◆ Your assignment:
Count the lines below that include the word "Nyngan", then give that number and no other words.

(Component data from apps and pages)
────────────────

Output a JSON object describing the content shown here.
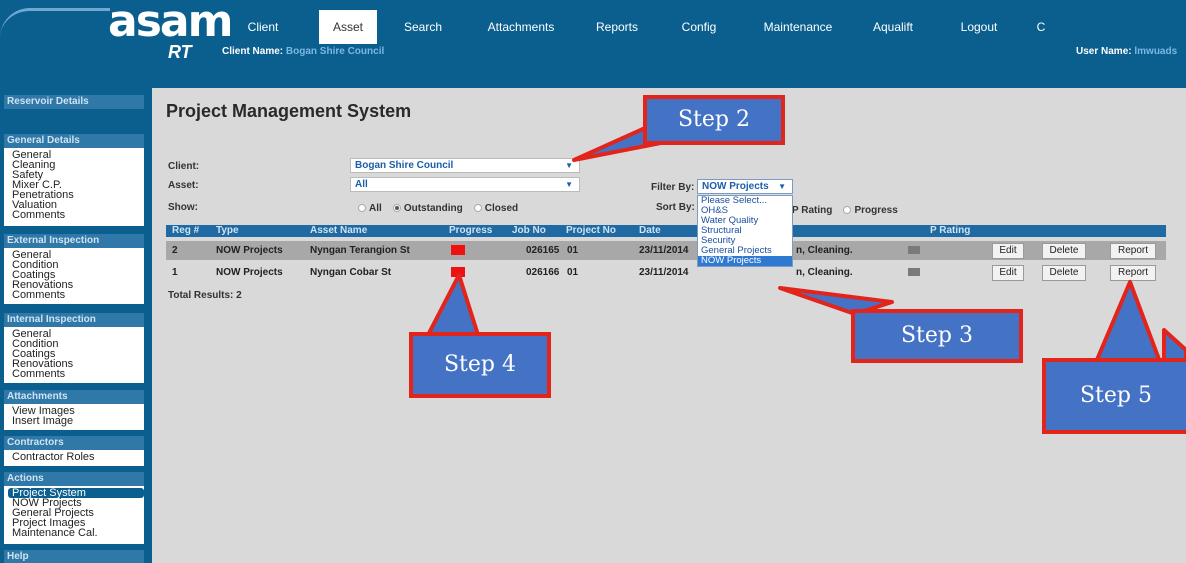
{
  "header": {
    "logo_text": "asam",
    "logo_sub": "RT",
    "client_label": "Client Name:",
    "client_value": "Bogan Shire Council",
    "user_label": "User Name:",
    "user_value": "lmwuads",
    "nav": [
      "Client",
      "Asset",
      "Search",
      "Attachments",
      "Reports",
      "Config",
      "Maintenance",
      "Aqualift",
      "Logout",
      "C"
    ],
    "active_nav": "Asset"
  },
  "sidebar": {
    "reservoir": "Reservoir Details",
    "general_head": "General Details",
    "general_items": [
      "General",
      "Cleaning",
      "Safety",
      "Mixer C.P.",
      "Penetrations",
      "Valuation",
      "Comments"
    ],
    "external_head": "External Inspection",
    "external_items": [
      "General",
      "Condition",
      "Coatings",
      "Renovations",
      "Comments"
    ],
    "internal_head": "Internal Inspection",
    "internal_items": [
      "General",
      "Condition",
      "Coatings",
      "Renovations",
      "Comments"
    ],
    "attachments_head": "Attachments",
    "attachments_items": [
      "View Images",
      "Insert Image"
    ],
    "contractors_head": "Contractors",
    "contractors_items": [
      "Contractor Roles"
    ],
    "actions_head": "Actions",
    "actions_items": [
      "Project System",
      "NOW Projects",
      "General Projects",
      "Project Images",
      "Maintenance Cal."
    ],
    "help_head": "Help"
  },
  "main": {
    "title": "Project Management System",
    "client_label": "Client:",
    "client_value": "Bogan Shire Council",
    "asset_label": "Asset:",
    "asset_value": "All",
    "show_label": "Show:",
    "show_options": [
      "All",
      "Outstanding",
      "Closed"
    ],
    "show_selected": "Outstanding",
    "filter_label": "Filter By:",
    "filter_value": "NOW Projects",
    "filter_options": [
      "Please Select...",
      "OH&S",
      "Water Quality",
      "Structural",
      "Security",
      "General Projects",
      "NOW Projects"
    ],
    "sort_label": "Sort By:",
    "sort_options": [
      "P Rating",
      "Progress"
    ],
    "columns": [
      "Reg #",
      "Type",
      "Asset Name",
      "Progress",
      "Job No",
      "Project No",
      "Date",
      "P Rating"
    ],
    "rows": [
      {
        "reg": "2",
        "type": "NOW Projects",
        "asset": "Nyngan Terangion St",
        "job": "026165",
        "project": "01",
        "date": "23/11/2014",
        "desc": "n, Cleaning.",
        "progress_color": "#ee1111",
        "rating_color": "#7a7a7a"
      },
      {
        "reg": "1",
        "type": "NOW Projects",
        "asset": "Nyngan Cobar St",
        "job": "026166",
        "project": "01",
        "date": "23/11/2014",
        "desc": "n, Cleaning.",
        "progress_color": "#ee1111",
        "rating_color": "#7a7a7a"
      }
    ],
    "btn_edit": "Edit",
    "btn_delete": "Delete",
    "btn_report": "Report",
    "total": "Total Results: 2"
  },
  "callouts": {
    "step2": "Step 2",
    "step3": "Step 3",
    "step4": "Step 4",
    "step5": "Step 5"
  },
  "colors": {
    "header_bg": "#0a5f8f",
    "callout_fill": "#4472c4",
    "callout_border": "#e3241b",
    "progress": "#ee1111"
  }
}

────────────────

◆ Response to this task:
2